This is part II of my introductory series to move from MySQL a relational database (management) system to CouchDB. I will be using MySQL as an example. Part I of this series is available here.
In part I, I introduced CouchDB by explaining its basics. I continued by showing a simple request to create a document using
curl (on the shell) and expanded how the same request could be written in PHP (using
ext/curl) — or in
HTTP_Request2 or with phpillow.
Part II will focus on the most basic operations and help you build a small wrapper for CouchDB. The code will be available on Github.
Getting data into CouchDB
As I explained before — CouchDB is all HTTP.
But for starters, we’ll take a shortcut here and briefly talk about CouchDB’s nifty administration frontend called futon. Think of Futon as a really easy to use phpMyAdmin. And by default futon is included in your CouchDB installation.
Futon will allow you to virtually do anything you need:
- create a database
- create a document
- create a view
- build the view
- view ;-) (documents, views)
- update all of the above
- delete all of the above
- replicate with other CouchDB servers
Assuming the installation completed successfully, and CouchDB runs on
127.0.0.1:5984, the URL to your very own Futon is
http://127.0.0.1:5984/_utils/. And it doesn’t hurt to create a bookmark while you are at it.
Purists will always argue that using a GUI is slower than for example hacking your requests from the shell.
That may be correct once you are a level 99 CouchDB super hero, but since we all start at level 1, Futon is a great way to interact with CouchDB to learn the basics. And besides, even level 99 CouchDB super heroes sometimes like to just click and see, and not type in crazy hacker commands to get it done.
I’ll encourage everyone to check it out.
Read, write, update and delete.

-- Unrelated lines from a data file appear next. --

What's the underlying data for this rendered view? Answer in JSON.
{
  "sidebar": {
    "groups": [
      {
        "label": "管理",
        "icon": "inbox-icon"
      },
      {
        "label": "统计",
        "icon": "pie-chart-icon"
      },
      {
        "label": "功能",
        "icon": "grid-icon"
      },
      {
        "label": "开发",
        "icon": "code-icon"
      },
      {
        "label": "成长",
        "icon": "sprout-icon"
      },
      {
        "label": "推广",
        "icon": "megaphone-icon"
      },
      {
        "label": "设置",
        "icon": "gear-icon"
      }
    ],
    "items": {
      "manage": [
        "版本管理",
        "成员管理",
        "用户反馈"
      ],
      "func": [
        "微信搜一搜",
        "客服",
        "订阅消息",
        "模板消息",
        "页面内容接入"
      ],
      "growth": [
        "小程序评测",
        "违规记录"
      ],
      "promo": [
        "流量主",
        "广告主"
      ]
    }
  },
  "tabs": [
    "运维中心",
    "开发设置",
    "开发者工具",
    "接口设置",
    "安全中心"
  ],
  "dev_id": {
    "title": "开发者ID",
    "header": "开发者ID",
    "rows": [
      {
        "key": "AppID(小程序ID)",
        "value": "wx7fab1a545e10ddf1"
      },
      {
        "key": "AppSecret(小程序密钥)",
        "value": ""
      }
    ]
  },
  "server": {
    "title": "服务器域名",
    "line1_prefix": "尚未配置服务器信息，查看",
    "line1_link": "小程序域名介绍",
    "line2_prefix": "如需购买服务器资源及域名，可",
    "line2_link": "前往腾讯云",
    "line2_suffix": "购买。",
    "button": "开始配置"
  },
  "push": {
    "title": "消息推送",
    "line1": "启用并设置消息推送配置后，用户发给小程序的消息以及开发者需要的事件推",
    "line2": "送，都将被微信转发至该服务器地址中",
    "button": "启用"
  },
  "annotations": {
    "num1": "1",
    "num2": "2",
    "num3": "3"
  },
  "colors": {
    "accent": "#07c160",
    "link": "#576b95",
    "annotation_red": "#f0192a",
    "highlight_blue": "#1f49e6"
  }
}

Sometimes also referred to as CRUD (create, read, update, delete) — read, write, update and delete are the basics most web applications do.
Since most of you have done a “write a blog in X”-tutorial before — and I personally am tired of writing blogs in different languages or with different backends — let’s use another example.
Think about a small guestbook application, it does all of the above — a fancy guest will even do update. For the sake of simplicity, I’ll skip on the frontend in this example and we’ll work on the backend and essentially create a small wrapper class for CouchDB.
By now — “CouchDB is all HTTP” — should sound all familiar. So in turn, all these CRUD operations in CouchDB translate to the following HTTP request methods:
- write/create -
- read -
- update -
- delete -
Whenever you supply an ID of a new document along with the document, you should use
When you don’t care about the document ID, use
POST instead, and CouchDB will generate a unique ID for you.
This unique ID will not look like an autoincremented integer, but we should not cling to this concept anyway. Without diving into too advanced context now, but the
auto_increment feature in MySQL is a little flawed in general and in a distributed context especially. More on this (maybe) in a later part of this series — in the mean-time, check out Joshua Schachter’s post.
By default, CouchDB keeps a revision ID of each document. To many this is a pretty cool feature — out of the box, so to speak. But there are two very important and fundamental things to be aware of.
CouchDB will keep previous revisions of a document around until you run compact on the database. Think of compact as a house keeping chore. It will wipe your database clean of previous revisions and even optimize the indices (in case you had a lot of data changing operations in the mean time). For CouchDB revisions are especially important in a distributed context (think replication — more on this later) and while it’s cool to have them, they should not be used as a feature and be exposed to the user of your application.
In case we decide a document, we always have to provide the previous (or current) revision of the document. This sounds strange, but the reasons are simple — in case another update gets in between all we have to do is provide the necessary interfaces and workflows in our application to alert the user and avoid a possible conflict.
CouchDB and the HTTP standard
CouchDB’s API adheres to the above in 99.999999999% of the time. And it only breaks the pattern once. The exception to the rule is that when you bulk request multiple documents, which is strictly speaking a
GET operation CouchDB will allow you to post in this case.
The reason for this is that the length of
GET request is limited (by RFC) and if we exceeded this by requesting too many document IDs, we would hit a hard limit. To get around this, the operation is
POST — but more on this later.
For the following examples we assume a working CouchDB installation and a database called guestbook. No admins are set up — we can read and write without permission.
For simplicty, we imagine a form with the following fields:
… and in addition to those two keys that may be populated by the user we add:
- type (always:
- added (a date of some kind)
… the last two are not absolutely necessary, but will come handy in future iterations of this tutorial.
Also, on the tech side, we need a webserver with PHP and
pear install HTTP_Request2-alpha) in your